The intercept parking lot at the train station was full at peak times over the weekend, with vehicles spilling out to areas beyond that.

Still, 50 per cent of vehicles – those without gondola pre-bookings – were turned around at the traffic circle at the parking lot on Sulphur at peak times on Canada Day and forced to drive back down Mountain Ave.

“Moving people to buses really helped,” said Field, noting Banff’s congestion threshold is about 24,000 vehicles.

“But 50 per cent choose to drive past five massive yellow signs that say ‘expect delays and gondola and hot springs parking lots are full’.”

Throughout Banff National Park, most parking lots at day use areas were at capacity by 10 a.m. each morning and remained this way until early evening.

In Lake Louise, Parks Canada estimated the new park-and-ride lot at Lake Louise ski hill was at 70 to 80 per cent capacity over the long weekend.

Officials said two-way traffic volumes on Lake Louise Drive remain higher than in 2021, but lower than pre-pandemic volumes in 2019. Shuttles sold out daily.

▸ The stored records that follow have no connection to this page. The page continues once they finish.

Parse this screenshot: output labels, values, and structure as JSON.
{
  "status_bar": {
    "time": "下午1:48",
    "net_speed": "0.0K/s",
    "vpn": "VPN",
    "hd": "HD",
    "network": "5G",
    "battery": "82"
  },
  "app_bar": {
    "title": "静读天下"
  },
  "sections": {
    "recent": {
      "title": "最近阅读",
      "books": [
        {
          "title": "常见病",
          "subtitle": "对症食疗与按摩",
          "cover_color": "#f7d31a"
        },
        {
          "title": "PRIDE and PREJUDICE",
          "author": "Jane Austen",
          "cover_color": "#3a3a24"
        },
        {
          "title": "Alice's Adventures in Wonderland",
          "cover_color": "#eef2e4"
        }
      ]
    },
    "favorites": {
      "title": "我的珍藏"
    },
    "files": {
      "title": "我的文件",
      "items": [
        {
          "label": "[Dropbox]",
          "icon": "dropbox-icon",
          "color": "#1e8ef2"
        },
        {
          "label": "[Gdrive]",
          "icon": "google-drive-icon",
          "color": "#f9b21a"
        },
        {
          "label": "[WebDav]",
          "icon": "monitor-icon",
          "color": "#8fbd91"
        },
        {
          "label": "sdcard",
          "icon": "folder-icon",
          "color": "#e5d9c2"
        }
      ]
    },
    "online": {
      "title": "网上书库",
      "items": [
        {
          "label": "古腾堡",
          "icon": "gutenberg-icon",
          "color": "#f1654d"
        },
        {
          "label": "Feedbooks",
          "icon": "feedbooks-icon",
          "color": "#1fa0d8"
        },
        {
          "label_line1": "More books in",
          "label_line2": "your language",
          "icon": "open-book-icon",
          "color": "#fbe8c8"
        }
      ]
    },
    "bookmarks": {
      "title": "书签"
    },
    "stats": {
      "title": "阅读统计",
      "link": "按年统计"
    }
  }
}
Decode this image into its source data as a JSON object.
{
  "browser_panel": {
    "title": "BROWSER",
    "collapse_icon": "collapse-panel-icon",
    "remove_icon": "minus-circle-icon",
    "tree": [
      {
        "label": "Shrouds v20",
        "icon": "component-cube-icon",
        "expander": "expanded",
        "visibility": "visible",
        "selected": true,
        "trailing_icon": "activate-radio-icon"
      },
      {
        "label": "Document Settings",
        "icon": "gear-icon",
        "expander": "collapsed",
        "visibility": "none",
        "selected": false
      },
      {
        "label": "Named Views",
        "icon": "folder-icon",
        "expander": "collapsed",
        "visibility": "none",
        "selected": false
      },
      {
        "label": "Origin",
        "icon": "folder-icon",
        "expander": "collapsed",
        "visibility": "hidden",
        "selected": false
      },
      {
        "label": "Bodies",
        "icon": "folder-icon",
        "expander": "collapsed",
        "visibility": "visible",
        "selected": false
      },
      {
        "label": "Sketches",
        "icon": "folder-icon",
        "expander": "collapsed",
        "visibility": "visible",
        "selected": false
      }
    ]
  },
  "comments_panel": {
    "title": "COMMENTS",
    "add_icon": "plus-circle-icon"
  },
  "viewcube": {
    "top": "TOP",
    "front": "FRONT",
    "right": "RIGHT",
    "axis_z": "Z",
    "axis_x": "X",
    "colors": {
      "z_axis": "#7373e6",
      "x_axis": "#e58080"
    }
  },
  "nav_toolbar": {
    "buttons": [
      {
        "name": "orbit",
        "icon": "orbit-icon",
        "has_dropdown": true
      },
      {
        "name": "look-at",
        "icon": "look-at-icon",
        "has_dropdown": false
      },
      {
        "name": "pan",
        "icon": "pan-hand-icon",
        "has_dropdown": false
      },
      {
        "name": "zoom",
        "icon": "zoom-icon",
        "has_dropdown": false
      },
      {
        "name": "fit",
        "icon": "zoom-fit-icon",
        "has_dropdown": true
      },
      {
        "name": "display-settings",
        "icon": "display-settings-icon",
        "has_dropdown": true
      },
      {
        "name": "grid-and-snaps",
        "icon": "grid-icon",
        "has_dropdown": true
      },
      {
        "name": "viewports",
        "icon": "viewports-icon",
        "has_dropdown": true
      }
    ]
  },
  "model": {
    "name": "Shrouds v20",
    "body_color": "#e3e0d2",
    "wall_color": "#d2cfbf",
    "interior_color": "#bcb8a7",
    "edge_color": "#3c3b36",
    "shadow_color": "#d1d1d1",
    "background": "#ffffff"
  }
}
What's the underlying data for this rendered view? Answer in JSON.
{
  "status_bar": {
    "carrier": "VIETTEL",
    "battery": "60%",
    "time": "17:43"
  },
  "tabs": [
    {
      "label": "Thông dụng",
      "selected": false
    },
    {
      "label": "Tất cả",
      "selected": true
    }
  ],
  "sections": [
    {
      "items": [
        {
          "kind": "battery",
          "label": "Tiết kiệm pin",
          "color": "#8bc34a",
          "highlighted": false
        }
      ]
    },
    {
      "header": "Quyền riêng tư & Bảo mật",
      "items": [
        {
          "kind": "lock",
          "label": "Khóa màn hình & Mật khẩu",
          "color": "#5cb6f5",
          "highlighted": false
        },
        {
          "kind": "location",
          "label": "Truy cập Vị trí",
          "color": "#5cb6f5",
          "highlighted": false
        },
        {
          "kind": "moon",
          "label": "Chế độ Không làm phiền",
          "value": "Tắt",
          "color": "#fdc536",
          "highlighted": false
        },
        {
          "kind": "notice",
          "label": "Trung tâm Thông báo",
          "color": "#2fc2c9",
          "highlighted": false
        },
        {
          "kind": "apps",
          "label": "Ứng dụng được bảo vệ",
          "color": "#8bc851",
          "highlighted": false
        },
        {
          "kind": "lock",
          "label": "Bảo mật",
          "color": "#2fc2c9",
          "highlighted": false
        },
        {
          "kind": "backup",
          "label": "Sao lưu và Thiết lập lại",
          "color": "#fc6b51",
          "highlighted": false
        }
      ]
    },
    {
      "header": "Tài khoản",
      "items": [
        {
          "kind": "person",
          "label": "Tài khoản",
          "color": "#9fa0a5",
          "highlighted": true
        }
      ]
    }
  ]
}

Amy Krause, a spokesperson for Lake Louise, Yoho and Kootenay field unit, said flaggers were in place 24 hours at Moraine Lake Road.

“Traffic did not back up onto the Trans-Canada Highway and no roads were closed due to congestion,” said Krause.

“Overall, we saw volumes typical of a long weekend with visitation still strongly tied to weather.”

A Parks Canada-struck expert panel on moving people sustainably throughout Banff National Park is expected to deliver its final report this summer.

The panel has been tasked with making recommendations on a long-term framework for how visitors will get around the Bow Valley and experience Banff National Park, including consideration of new technologies and best practices from around the world.

In addition, the nine-member panel was told to think beyond transportation modes to demand management strategies such as reservation systems, access restrictions, quotas, or timed and paid parking in the park.

The Town of Banff hopes the expert panel addresses a second intercept parking lot the municipality has been lobbying for, as well as introduction of paid parking at the parking lots for the hot springs and gondola to deter people from driving.

“Frankly, at some point, decision-makers need to realize that this isn’t going away. We cannot solve this by trying to move more vehicles through a system that is already full,” said Field.

“In order to accommodate increases in visitation, which is Parks’ mandate, we can’t do it with cars. That just doesn’t apply to Banff. In Lake Louise, the solution is intercept parking, increased shuttles and paid parking. We would like the same thing to happen in Banff.”